__What is expected__.
Quote the records that follow in full and exactly; leave out the pictures.

**** Provided records

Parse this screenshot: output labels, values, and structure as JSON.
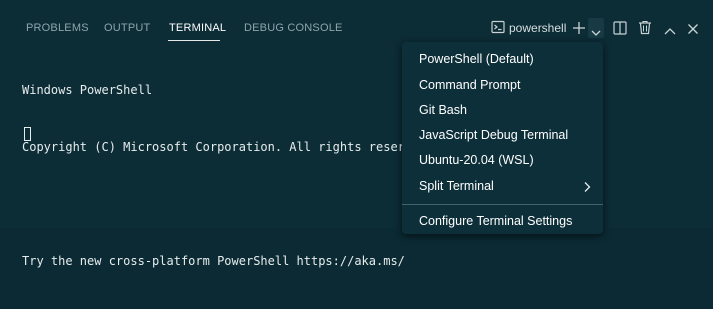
{
  "tabs": [
    {
      "label": "PROBLEMS",
      "active": false
    },
    {
      "label": "OUTPUT",
      "active": false
    },
    {
      "label": "TERMINAL",
      "active": true
    },
    {
      "label": "DEBUG CONSOLE",
      "active": false
    }
  ],
  "toolbar": {
    "terminal_name": "powershell",
    "icons": [
      "terminal-icon",
      "plus-icon",
      "chevron-down-icon",
      "split-icon",
      "trash-icon",
      "chevron-up-icon",
      "close-icon"
    ]
  },
  "terminal": {
    "lines": [
      "Windows PowerShell",
      "Copyright (C) Microsoft Corporation. All rights reser",
      "",
      "Try the new cross-platform PowerShell https://aka.ms/"
    ]
  },
  "menu": {
    "items": [
      {
        "label": "PowerShell (Default)"
      },
      {
        "label": "Command Prompt"
      },
      {
        "label": "Git Bash"
      },
      {
        "label": "JavaScript Debug Terminal"
      },
      {
        "label": "Ubuntu-20.04 (WSL)"
      },
      {
        "label": "Split Terminal",
        "submenu": true
      }
    ],
    "footer_item": {
      "label": "Configure Terminal Settings"
    }
  },
  "colors": {
    "background": "#0c2c36",
    "menu_background": "#0d2f3a",
    "text": "#e6eced",
    "inactive_tab": "#8ea5ab"
  }
}
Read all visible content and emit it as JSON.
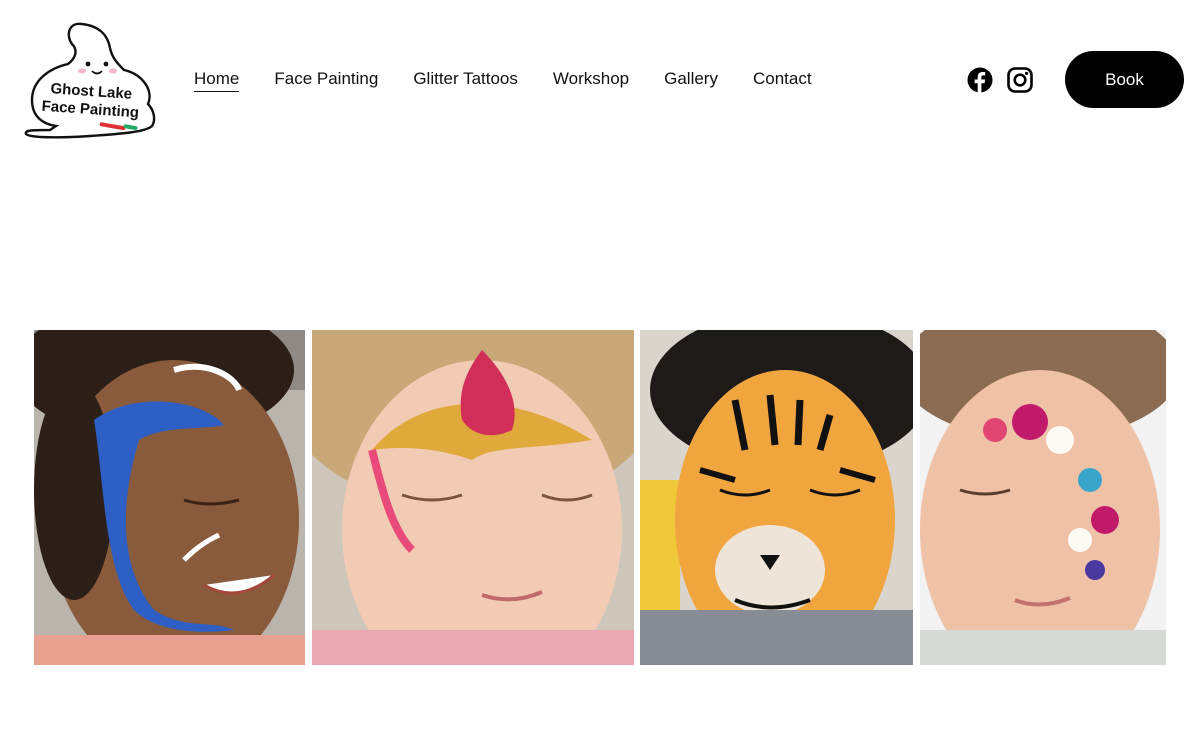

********

__Answer to the problem__.
Parse this screenshot: output labels, values, and structure as JSON.
{
  "tabs": [
    {
      "label": "PROBLEMS",
      "active": false
    },
    {
      "label": "OUTPUT",
      "active": false
    },
    {
      "label": "TERMINAL",
      "active": true
    },
    {
      "label": "DEBUG CONSOLE",
      "active": false
    }
  ],
  "toolbar": {
    "terminal_name": "powershell",
    "icons": [
      "terminal-icon",
      "plus-icon",
      "chevron-down-icon",
      "split-icon",
      "trash-icon",
      "chevron-up-icon",
      "close-icon"
    ]
  },
  "terminal": {
    "lines": [
      "Windows PowerShell",
      "Copyright (C) Microsoft Corporation. All rights reser",
      "",
      "Try the new cross-platform PowerShell https://aka.ms/"
    ]
  },
  "menu": {
    "items": [
      {
        "label": "PowerShell (Default)"
      },
      {
        "label": "Command Prompt"
      },
      {
        "label": "Git Bash"
      },
      {
        "label": "JavaScript Debug Terminal"
      },
      {
        "label": "Ubuntu-20.04 (WSL)"
      },
      {
        "label": "Split Terminal",
        "submenu": true
      }
    ],
    "footer_item": {
      "label": "Configure Terminal Settings"
    }
  },
  "colors": {
    "background": "#0c2c36",
    "menu_background": "#0d2f3a",
    "text": "#e6eced",
    "inactive_tab": "#8ea5ab"
  }
}
Read all visible content and emit it as JSON.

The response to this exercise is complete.